Safety in courts
Law Society president, David Greene, discusses recent safety concerns solicitors have raised on the potential risks they face when attending court.
We all share the concern about the dangers associated with the spread of coronavirus, and the safety of everyone working in our courts. Whilst we know that all those working at courts are achieving much, solicitors have raised numerous concerns with us on the potential risks they face when attending court.
Some of the issues reported to us by members include:
- courts users, including security staff, not wearing face coverings in public and communal areas of court buildings
- inconsistencies regarding face covering usage in court rooms (unless exempt or directed to remove them for the purposes of speaking or giving evidence)
- having to take instructions in confined and unventilated rooms where social distancing is impossible to maintain
- being required to attend in person hearings for matters which could be reasonably dealt with via remote means, resulting in travel to court and increased footfall within the courts. This includes, but is not limited to, the increased footfall caused by the police forces across the country withdrawing from the use of cloud video platform (CVP) for remand hearings for those charged with a criminal offence
- in Nottingham, six of the nine Crown Court rooms have been closed because it has been discovered that the ventilation system is not operating effectively
An article in the Sunday Times on 17 January outlined many more of these issues.
As a result, last week I wrote to Kevin Sadler, the acting chief executive of HM Courts and Tribunals Service (HMCTS), and Lady Justice Thirlwall, the senior presiding judge. In that letter, I called for a two week pause in non-custodial cases, to allow time for discussions among all stakeholders about what is required to assure court users that the courts are safe and to bring them into effect.
Both replied to the effect that the measures in place at present are adequate.
They have signposted a number of measures that are there to safeguard court users:
- guidance on court attendance including when not to attend if you have a suspected or confirmed case of COVID
- where to report COVID-19 incidents or concerns to court and tribunal staff and professional court users
- checking with your local authority if rapid COVID tests are being offered. If you choose to have a test and test positive, you must not attend a court or tribunal. You should contact the court or tribunal and follow NHS advice
- COVID risk assessments of the court and tribunal buildings which are reviewed and updated weekly. You can request these and they should be made readily available
- escalation routes for legal professionals
- the lord chief justice’s note that facilitating remote attendance of all or some of those involved in hearings is the default position in all jurisdictions
- London magistrates' courts listing guidance which is expected to be extended more widely
They have also requested the assistance of the profession in doing their part to keep courts safe:
- you must follow the hands-face-space guidance
- you must wear a face covering in all public and communal parts of the court building (unless exempt: see exemptions in England and exemptions in Wales)

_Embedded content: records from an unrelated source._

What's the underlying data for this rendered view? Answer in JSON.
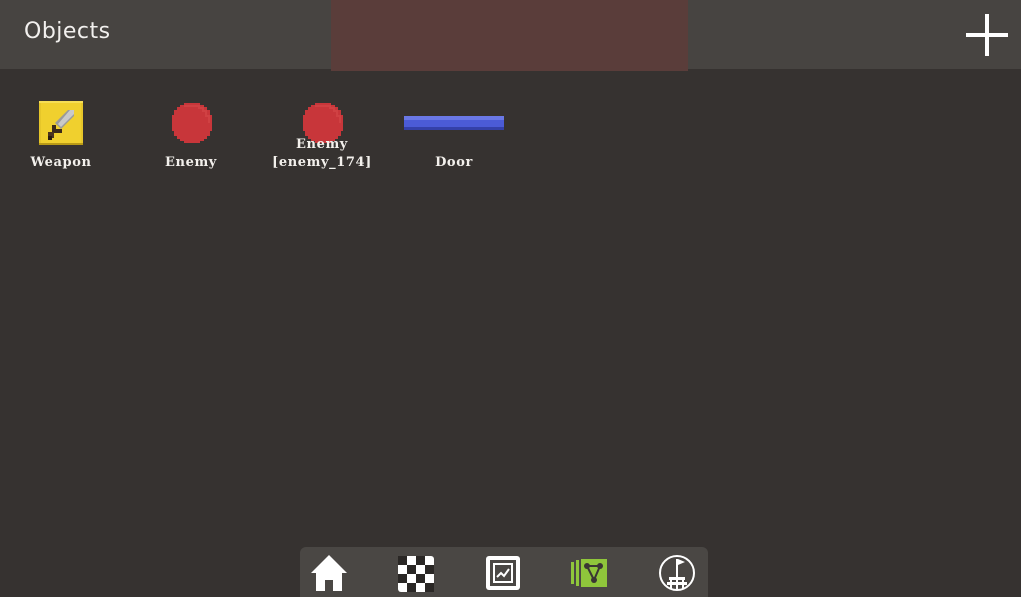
{
  "header": {
    "title": "Objects",
    "add_icon": "plus-icon"
  },
  "objects": [
    {
      "label_lines": [
        "Weapon"
      ],
      "icon": "sword-tile-icon",
      "color": "#e6c62a"
    },
    {
      "label_lines": [
        "Enemy"
      ],
      "icon": "red-circle-icon",
      "color": "#c8363a"
    },
    {
      "label_lines": [
        "Enemy",
        "[enemy_174]"
      ],
      "icon": "red-circle-icon",
      "color": "#c8363a"
    },
    {
      "label_lines": [
        "Door"
      ],
      "icon": "blue-bar-icon",
      "color": "#4b5bd6"
    }
  ],
  "toolbar": {
    "items": [
      {
        "icon": "home-icon",
        "active": false
      },
      {
        "icon": "checkerboard-icon",
        "active": false
      },
      {
        "icon": "frame-icon",
        "active": false
      },
      {
        "icon": "object-map-icon",
        "active": true,
        "color": "#8fc63b"
      },
      {
        "icon": "globe-flag-icon",
        "active": false
      }
    ]
  },
  "colors": {
    "background": "#363230",
    "header": "#474441",
    "header_highlight": "#5a3d3a",
    "toolbar": "#4a4744",
    "text": "#f3f0ec",
    "accent": "#8fc63b"
  }
}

- during a hearing, all present will be expected to wear a face covering, save for the judge/presiding magistrate, an advocate addressing the court or a witness giving evidence as per the pan jurisdictional policy issued by the president of the Family Division
- you must maintain social distancing whilst inside the court buildings by keeping a two-metre gap between people
- you should encourage clients to limit the number of people who attend court with them in order to limit the footfall (see HMCTS guidance on the support available)
A number of issues remain unresolved. A number of courts do not have adequate CVP facilities to hold video hearings. The withdrawal of the police from the CVP system apart from in confirmed or suspected COVID cases has increased footfall in the magistrates court, with a consequent increase in risk, and negative impact on efforts to tackle the backlog of cases.
Many cells are incapable of being adapted for safe use under current Public Health England guidance and have not been equipped with alternative facilities such as telephone links to enable instructions to be taken. More widely, users are not following guidelines which remains a serious concern.
The situation remains deeply unsatisfactory. We are disappointed that our call for a pause to make the necessary changes to assure members the courts are safe has been rejected.
We intend to publish guidance shortly on members’ rights and obligations in relation to their own safety and that of their staff. For now, my key messages are:
- do not put yourself or your staff into situations which you consider are unsafe
- follow all guidelines relating to COVID-secure practice
- always seek a remote hearing unless the interests of justice demand a face-to-face hearing
- make sure you are on your local court’s mailing list to receive up-to-date and relevant information, for example when COVID cases arise in a local court
- whenever you see unsafe practice in the courts, report it and escalate it until it is properly addressed
- you should arrange remote meetings with your local judiciary to raise any issues you may have about how courts are working and what needs to change
If you do not feel issues you have raised with HMCTS or the judiciary have been appropriately addressed, you can raise these with the Law Society by emailing us at email@example.com.